AB - Polypoid cystitis and its more chronic phase papillary cystitis, which results as a reaction to injury to the bladder mucosa, is a benign lesion mimicking various papillary urothelial neoplasms. Analogous lesions occur throughout the urothelial tract and are referred to as polypoid urethritis, polypoid ureteritis, and polypoid pyelititis when present in the urethra, ureter, and renal pelvis, respectively. For simplicity, these lesions in different sites and papillary cystitis will typically be referred to as polypoid cystitis in this manuscript. A search of the consultation files from our institution from January 2000 to July 2007 was performed. Of 155 cases diagnosed as polypoid cystitis, we identified 41 cases that were diagnosed as papillary urothelial neoplasms by contributing pathologists and only sent to us, typically at the request of the urologist after the case had be signed out. For cases where information was available, clinical symptoms included bladder obstruction (n=7), gross hematuria (n=6), colovesicular fistula (n=4), follow-up status posttreatment of bladder and ureter carcinoma (n=4), bladder/urethral stones (n=2), benign prostate hyperplasia (n=2), follow-up after radiation for prostate cancer (n=2), long-standing urinary stents (n=2), and voiding dysfunction (n=1). Original diagnoses included noninvasive low grade papillary urothelial carcinoma (n=23), noninvasive high grade papillary urothelial carcinoma (n=6), papillary urothelial neoplasm of low malignant potential (n=5), papilloma (n=3), urothelial neoplasia (n=2), carcinoma in situ (n=1), and squamous carcinoma (n=1). The mean age at diagnosis was 63 years (range, 19 to 93 y; median 63 y). Male to female ratio was 3.1 to 1. Clinical symptoms varied with the most common manifestations, including gross hematuria, bladder/urethral stones, history of prostate cancer treated with radiation, follow-up after bladder/ureter carcinoma treatment, long-term urinary stents, and colovesicular fistulas. At cystoscopy, lesions were variably described as polypoid, trabeculations, bullous polyps, and diffuse erythema and edema. The locations of polypoid cystitis were bladder (n=34), ureteral orifice (n=2), urethra (n=2), renal pelvis (n=2), and undesignated (n=1). Architecturally, 31 cases had isolated papillary fronds with in 1 case branching papillary structures. The base of the papillary stalks were characterized as both broad and narrow (n=24), only broad (n=9), and only narrow (n=3). The overlying urothelium of polypoid cystitis was diffusely and focally thickened in 8 cases and 5 cases, respectively. Umbrella cells were identified in 32 cases. Acute and chronic inflammation was present in 28 cases, moderate in 15, and mild in 13 cases.
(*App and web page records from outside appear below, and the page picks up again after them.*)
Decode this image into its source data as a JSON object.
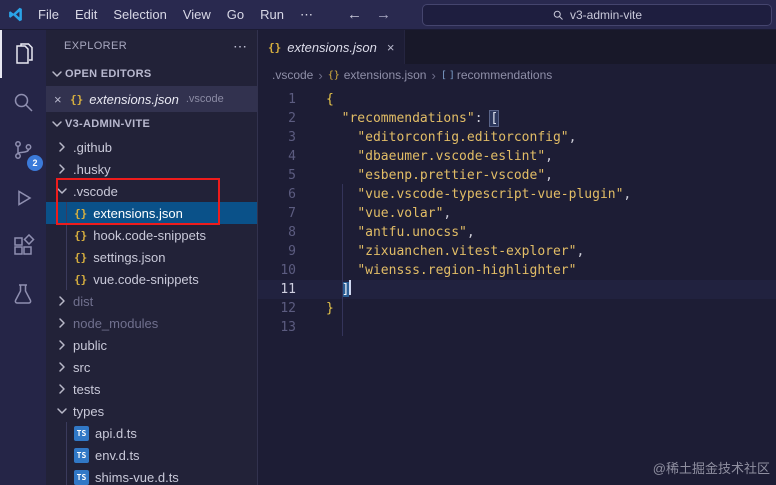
{
  "titlebar": {
    "menus": [
      "File",
      "Edit",
      "Selection",
      "View",
      "Go",
      "Run"
    ],
    "more_label": "⋯",
    "back": "←",
    "forward": "→",
    "search_value": "v3-admin-vite"
  },
  "activitybar": {
    "scm_badge": "2"
  },
  "sidebar": {
    "title": "EXPLORER",
    "actions": "⋯",
    "open_editors_label": "OPEN EDITORS",
    "open_editor": {
      "close": "×",
      "icon": "{}",
      "name": "extensions.json",
      "detail": ".vscode"
    },
    "project_label": "V3-ADMIN-VITE",
    "tree": [
      {
        "label": ".github",
        "type": "folder",
        "expanded": false
      },
      {
        "label": ".husky",
        "type": "folder",
        "expanded": false
      },
      {
        "label": ".vscode",
        "type": "folder",
        "expanded": true
      },
      {
        "label": "extensions.json",
        "type": "file",
        "icon": "json",
        "selected": true
      },
      {
        "label": "hook.code-snippets",
        "type": "file",
        "icon": "json"
      },
      {
        "label": "settings.json",
        "type": "file",
        "icon": "json"
      },
      {
        "label": "vue.code-snippets",
        "type": "file",
        "icon": "json"
      },
      {
        "label": "dist",
        "type": "folder",
        "expanded": false,
        "dim": true
      },
      {
        "label": "node_modules",
        "type": "folder",
        "expanded": false,
        "dim": true
      },
      {
        "label": "public",
        "type": "folder",
        "expanded": false
      },
      {
        "label": "src",
        "type": "folder",
        "expanded": false
      },
      {
        "label": "tests",
        "type": "folder",
        "expanded": false
      },
      {
        "label": "types",
        "type": "folder",
        "expanded": true
      },
      {
        "label": "api.d.ts",
        "type": "file",
        "icon": "ts"
      },
      {
        "label": "env.d.ts",
        "type": "file",
        "icon": "ts"
      },
      {
        "label": "shims-vue.d.ts",
        "type": "file",
        "icon": "ts"
      }
    ]
  },
  "editor": {
    "tab": {
      "icon": "{}",
      "label": "extensions.json",
      "close": "×"
    },
    "breadcrumbs": [
      {
        "label": ".vscode"
      },
      {
        "label": "extensions.json",
        "icon": "{}"
      },
      {
        "label": "recommendations",
        "icon": "[ ]"
      }
    ],
    "active_line": 11,
    "lines": [
      {
        "n": 1,
        "tokens": [
          [
            "{",
            "g"
          ]
        ]
      },
      {
        "n": 2,
        "tokens": [
          [
            "  ",
            "p"
          ],
          [
            "\"recommendations\"",
            "k"
          ],
          [
            ": ",
            "p"
          ],
          [
            "[",
            "b"
          ]
        ]
      },
      {
        "n": 3,
        "tokens": [
          [
            "    ",
            "p"
          ],
          [
            "\"editorconfig.editorconfig\"",
            "s"
          ],
          [
            ",",
            "p"
          ]
        ]
      },
      {
        "n": 4,
        "tokens": [
          [
            "    ",
            "p"
          ],
          [
            "\"dbaeumer.vscode-eslint\"",
            "s"
          ],
          [
            ",",
            "p"
          ]
        ]
      },
      {
        "n": 5,
        "tokens": [
          [
            "    ",
            "p"
          ],
          [
            "\"esbenp.prettier-vscode\"",
            "s"
          ],
          [
            ",",
            "p"
          ]
        ]
      },
      {
        "n": 6,
        "tokens": [
          [
            "    ",
            "p"
          ],
          [
            "\"vue.vscode-typescript-vue-plugin\"",
            "s"
          ],
          [
            ",",
            "p"
          ]
        ]
      },
      {
        "n": 7,
        "tokens": [
          [
            "    ",
            "p"
          ],
          [
            "\"vue.volar\"",
            "s"
          ],
          [
            ",",
            "p"
          ]
        ]
      },
      {
        "n": 8,
        "tokens": [
          [
            "    ",
            "p"
          ],
          [
            "\"antfu.unocss\"",
            "s"
          ],
          [
            ",",
            "p"
          ]
        ]
      },
      {
        "n": 9,
        "tokens": [
          [
            "    ",
            "p"
          ],
          [
            "\"zixuanchen.vitest-explorer\"",
            "s"
          ],
          [
            ",",
            "p"
          ]
        ]
      },
      {
        "n": 10,
        "tokens": [
          [
            "    ",
            "p"
          ],
          [
            "\"wiensss.region-highlighter\"",
            "s"
          ]
        ]
      },
      {
        "n": 11,
        "tokens": [
          [
            "  ",
            "p"
          ],
          [
            "]",
            "bc"
          ]
        ]
      },
      {
        "n": 12,
        "tokens": [
          [
            "}",
            "g"
          ]
        ]
      },
      {
        "n": 13,
        "tokens": []
      }
    ]
  },
  "watermark": "@稀土掘金技术社区",
  "colors": {
    "selection_blue": "#0a5189",
    "badge_blue": "#3b7ad9",
    "annotation_red": "#ee1c1c",
    "string_gold": "#e2bd66",
    "ts_icon_blue": "#3178c6",
    "json_icon_gold": "#d9b13f"
  }
}
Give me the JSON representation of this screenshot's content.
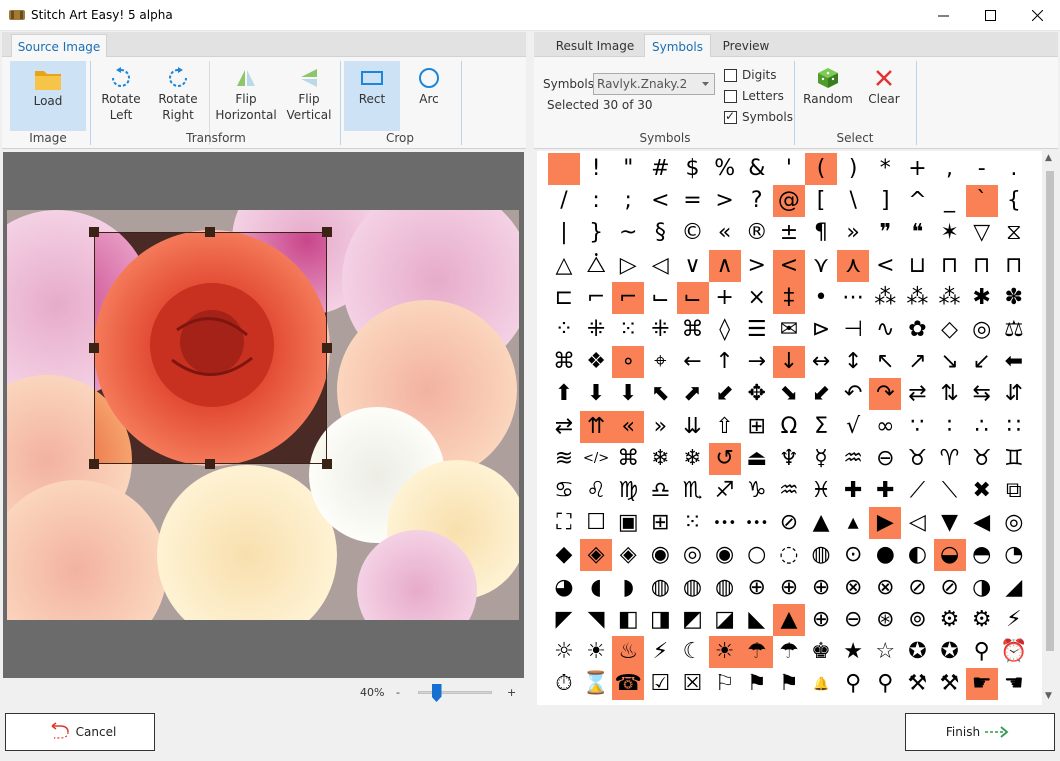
{
  "window": {
    "title": "Stitch Art Easy! 5 alpha"
  },
  "left_pane": {
    "tabs": [
      {
        "label": "Source Image",
        "active": true
      }
    ],
    "ribbon": {
      "groups": [
        {
          "label": "Image",
          "buttons": [
            {
              "label": "Load",
              "icon": "folder-icon",
              "selected": true
            }
          ]
        },
        {
          "label": "Transform",
          "buttons": [
            {
              "label": "Rotate Left",
              "icon": "rotate-left-icon"
            },
            {
              "label": "Rotate Right",
              "icon": "rotate-right-icon"
            },
            {
              "label": "Flip Horizontal",
              "icon": "flip-horizontal-icon"
            },
            {
              "label": "Flip Vertical",
              "icon": "flip-vertical-icon"
            }
          ]
        },
        {
          "label": "Crop",
          "buttons": [
            {
              "label": "Rect",
              "icon": "rectangle-icon",
              "selected": true
            },
            {
              "label": "Arc",
              "icon": "circle-icon"
            }
          ]
        }
      ]
    },
    "zoom": {
      "label": "40%",
      "minus": "-",
      "plus": "+",
      "value_fraction": 0.25
    }
  },
  "right_pane": {
    "tabs": [
      {
        "label": "Result Image",
        "active": false
      },
      {
        "label": "Symbols",
        "active": true
      },
      {
        "label": "Preview",
        "active": false
      }
    ],
    "symbols": {
      "label": "Symbols",
      "selected_font": "Ravlyk.Znaky.2",
      "selected_count": "Selected 30 of 30",
      "group_label": "Symbols",
      "filters": [
        {
          "label": "Digits",
          "checked": false
        },
        {
          "label": "Letters",
          "checked": false
        },
        {
          "label": "Symbols",
          "checked": true
        }
      ]
    },
    "select": {
      "group_label": "Select",
      "random_label": "Random",
      "clear_label": "Clear"
    }
  },
  "symbol_grid": {
    "rows": [
      [
        "",
        "!",
        "\"",
        "#",
        "$",
        "%",
        "&",
        "'",
        "(",
        ")",
        "*",
        "+",
        ",",
        "-",
        "."
      ],
      [
        "/",
        ":",
        ";",
        "<",
        "=",
        ">",
        "?",
        "@",
        "[",
        "\\",
        "]",
        "^",
        "_",
        "`",
        "{"
      ],
      [
        "|",
        "}",
        "~",
        "§",
        "©",
        "«",
        "®",
        "±",
        "¶",
        "»",
        "❞",
        "❝",
        "✶",
        "▽",
        "⧖"
      ],
      [
        "△",
        "⧊",
        "▷",
        "◁",
        "∨",
        "∧",
        ">",
        "<",
        "⋎",
        "⋏",
        "<",
        "⊔",
        "⊓",
        "⊓",
        "⊓"
      ],
      [
        "⊏",
        "⌐",
        "⌐",
        "⌙",
        "⌙",
        "+",
        "×",
        "‡",
        "•",
        "⋯",
        "⁂",
        "⁂",
        "⁂",
        "✱",
        "✽"
      ],
      [
        "⁘",
        "⁜",
        "⁙",
        "⁜",
        "⌘",
        "◊",
        "☰",
        "✉",
        "⊳",
        "⊣",
        "∿",
        "✿",
        "◇",
        "◎",
        "⚖"
      ],
      [
        "⌘",
        "❖",
        "∘",
        "⌖",
        "←",
        "↑",
        "→",
        "↓",
        "↔",
        "↕",
        "↖",
        "↗",
        "↘",
        "↙",
        "⬅"
      ],
      [
        "⬆",
        "⬇",
        "⬇",
        "⬉",
        "⬈",
        "⬋",
        "✥",
        "⬊",
        "⬋",
        "↶",
        "↷",
        "⇄",
        "⇅",
        "⇆",
        "⇵"
      ],
      [
        "⇄",
        "⇈",
        "«",
        "»",
        "⇊",
        "⇧",
        "⊞",
        "Ω",
        "Σ",
        "√",
        "∞",
        "∵",
        "∶",
        "∴",
        "∷"
      ],
      [
        "≋",
        "</>",
        "⌘",
        "❄",
        "❄",
        "↺",
        "⏏",
        "♆",
        "☿",
        "♒",
        "⊖",
        "♉",
        "♈",
        "♉",
        "♊"
      ],
      [
        "♋",
        "♌",
        "♍",
        "♎",
        "♏",
        "♐",
        "♑",
        "♒",
        "♓",
        "✚",
        "✚",
        "⟋",
        "⟍",
        "✖",
        "⧉"
      ],
      [
        "⛶",
        "☐",
        "▣",
        "⊞",
        "⁙",
        "•••",
        "•••",
        "⊘",
        "▲",
        "▴",
        "▶",
        "◁",
        "▼",
        "◀",
        "◎"
      ],
      [
        "◆",
        "◈",
        "◈",
        "◉",
        "◎",
        "◉",
        "○",
        "◌",
        "◍",
        "⊙",
        "●",
        "◐",
        "◒",
        "◓",
        "◔"
      ],
      [
        "◕",
        "◖",
        "◗",
        "◍",
        "◍",
        "◍",
        "⊕",
        "⊕",
        "⊕",
        "⊗",
        "⊗",
        "⊘",
        "⊘",
        "◑",
        "◢"
      ],
      [
        "◤",
        "◥",
        "◧",
        "◨",
        "◩",
        "◪",
        "◣",
        "▲",
        "⊕",
        "⊖",
        "⊛",
        "⊚",
        "⚙",
        "⚙",
        "⚡"
      ],
      [
        "☼",
        "☀",
        "♨",
        "⚡",
        "☾",
        "☀",
        "☂",
        "☂",
        "♚",
        "★",
        "☆",
        "✪",
        "✪",
        "⚲",
        "⏰"
      ],
      [
        "⏱",
        "⌛",
        "☎",
        "☑",
        "☒",
        "⚐",
        "⚑",
        "⚑",
        "🔔",
        "⚲",
        "⚲",
        "⚒",
        "⚒",
        "☛",
        "☚"
      ]
    ],
    "selected": [
      [
        0,
        0
      ],
      [
        0,
        8
      ],
      [
        1,
        7
      ],
      [
        1,
        13
      ],
      [
        3,
        5
      ],
      [
        3,
        7
      ],
      [
        3,
        9
      ],
      [
        4,
        2
      ],
      [
        4,
        4
      ],
      [
        4,
        7
      ],
      [
        6,
        2
      ],
      [
        6,
        7
      ],
      [
        7,
        10
      ],
      [
        8,
        1
      ],
      [
        8,
        2
      ],
      [
        9,
        5
      ],
      [
        11,
        10
      ],
      [
        12,
        1
      ],
      [
        12,
        12
      ],
      [
        14,
        7
      ],
      [
        15,
        2
      ],
      [
        15,
        5
      ],
      [
        15,
        6
      ],
      [
        16,
        2
      ],
      [
        16,
        13
      ]
    ]
  },
  "footer": {
    "cancel_label": "Cancel",
    "finish_label": "Finish"
  },
  "colors": {
    "accent": "#1a6fb5",
    "symbol_selected": "#fa8155",
    "ribbon_selected": "#cde3f5",
    "canvas_bg": "#6b6b6b"
  }
}
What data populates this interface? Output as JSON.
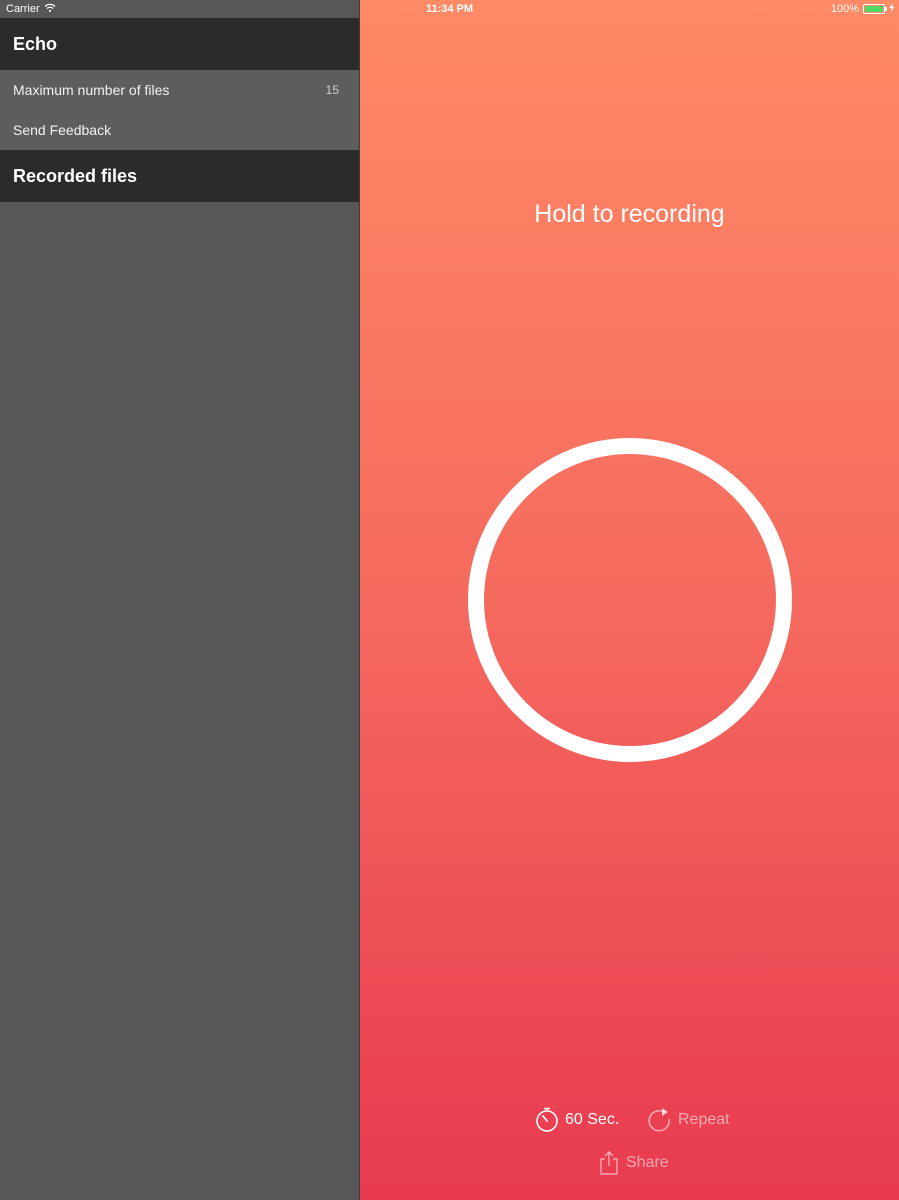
{
  "status_bar": {
    "carrier": "Carrier",
    "time": "11:34 PM",
    "battery": "100%"
  },
  "sidebar": {
    "app_title": "Echo",
    "items": [
      {
        "label": "Maximum number of files",
        "value": "15"
      },
      {
        "label": "Send Feedback",
        "value": ""
      }
    ],
    "recorded_header": "Recorded files"
  },
  "main": {
    "title": "Hold to recording",
    "timer_label": "60 Sec.",
    "repeat_label": "Repeat",
    "share_label": "Share"
  },
  "colors": {
    "gradient_top": "#ff8a66",
    "gradient_bottom": "#e83a50",
    "sidebar_bg": "#575757",
    "header_bg": "#2b2b2b",
    "battery_fill": "#4cd964"
  },
  "icons": {
    "wifi": "wifi-icon",
    "battery": "battery-icon",
    "timer": "timer-icon",
    "repeat": "repeat-icon",
    "share": "share-icon"
  }
}
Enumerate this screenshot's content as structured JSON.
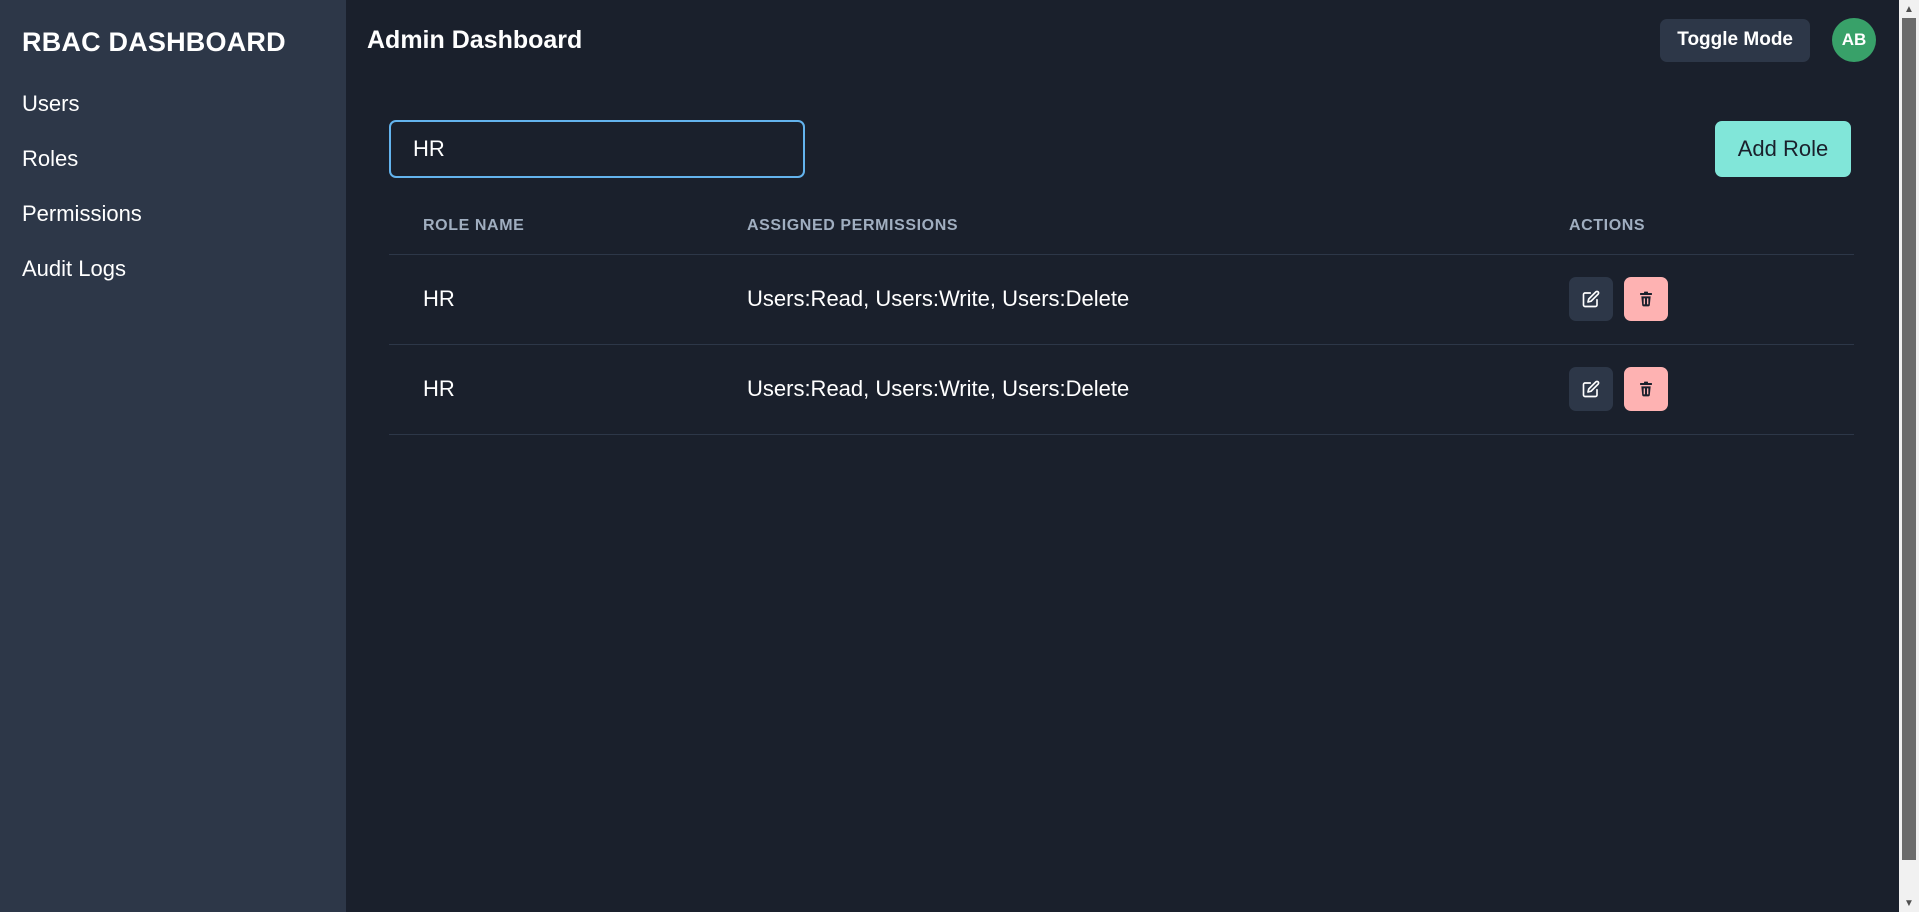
{
  "sidebar": {
    "brand": "RBAC DASHBOARD",
    "items": [
      {
        "label": "Users"
      },
      {
        "label": "Roles"
      },
      {
        "label": "Permissions"
      },
      {
        "label": "Audit Logs"
      }
    ]
  },
  "header": {
    "title": "Admin Dashboard",
    "toggle_label": "Toggle Mode",
    "avatar_initials": "AB"
  },
  "roles": {
    "search_value": "HR",
    "add_label": "Add Role",
    "columns": [
      "ROLE NAME",
      "ASSIGNED PERMISSIONS",
      "ACTIONS"
    ],
    "rows": [
      {
        "name": "HR",
        "permissions": "Users:Read, Users:Write, Users:Delete"
      },
      {
        "name": "HR",
        "permissions": "Users:Read, Users:Write, Users:Delete"
      }
    ]
  },
  "icons": {
    "edit": "edit-icon",
    "delete": "trash-icon"
  },
  "colors": {
    "background": "#1a202c",
    "sidebar": "#2d3748",
    "accent": "#81e6d9",
    "focus": "#63b3ed",
    "avatar": "#38a169",
    "danger": "#feb2b2"
  }
}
Eleven cases showed chronic inflammation, mild in 10, and moderate in 1 case. Reactive urothelial atypia was noted in 26 cases with mitotic figures present in 22 cases, frequent in 3 and rare in 19 cases. Stroma edema was seen in 32 cases with fibrosis within the polypoid stalks seen in 16 cases. The key to correctly diagnosing polypoid/papillary cystitis is to recognize at low magnification the reactive nature of the process with an inflamed background that is edematous or densely fibrous with predominantly simple, non-branching, broad-based fronds of relatively normal thickness urothelium, and not focus at higher power on the exceptional frond that may more closely resemble a urothelial neoplasm either architecturally or cytologically. In cases where the diagnosis of papillary neoplasia is not straightforward and there is a question of polypoid cystitis, pathologists should seek clinical history that might suggest a reactive process. Because the urologist can more often better recognize the inflammatory nature of the lesion than the pathologist, the pathologist should hesitate diagnosing urothelial neoplasia when the cystoscopic impression is that of an inflammatory lesion.

KW - Papillary cystitis

KW - Papillary urothelial carcinoma

KW - Polypoid cystitis

KW - Urothelial papilloma

UR - http://www.scopus.com/inward/record.url?scp=42649123360&partnerID=8YFLogxK

UR - http://www.scopus.com/inward/citedby.url?scp=42649123360&partnerID=8YFLogxK

U2 - 10.1097/PAS.0b013e31816092b5

DO - 10.1097/PAS.0b013e31816092b5

M3 - Article

C2 - 18379418

AN - SCOPUS:42649123360

VL - 32

SP - 758

EP - 764

JO - American Journal of Surgical Pathology

JF - American Journal of Surgical Pathology

SN - 0147-5185

IS - 5

ER -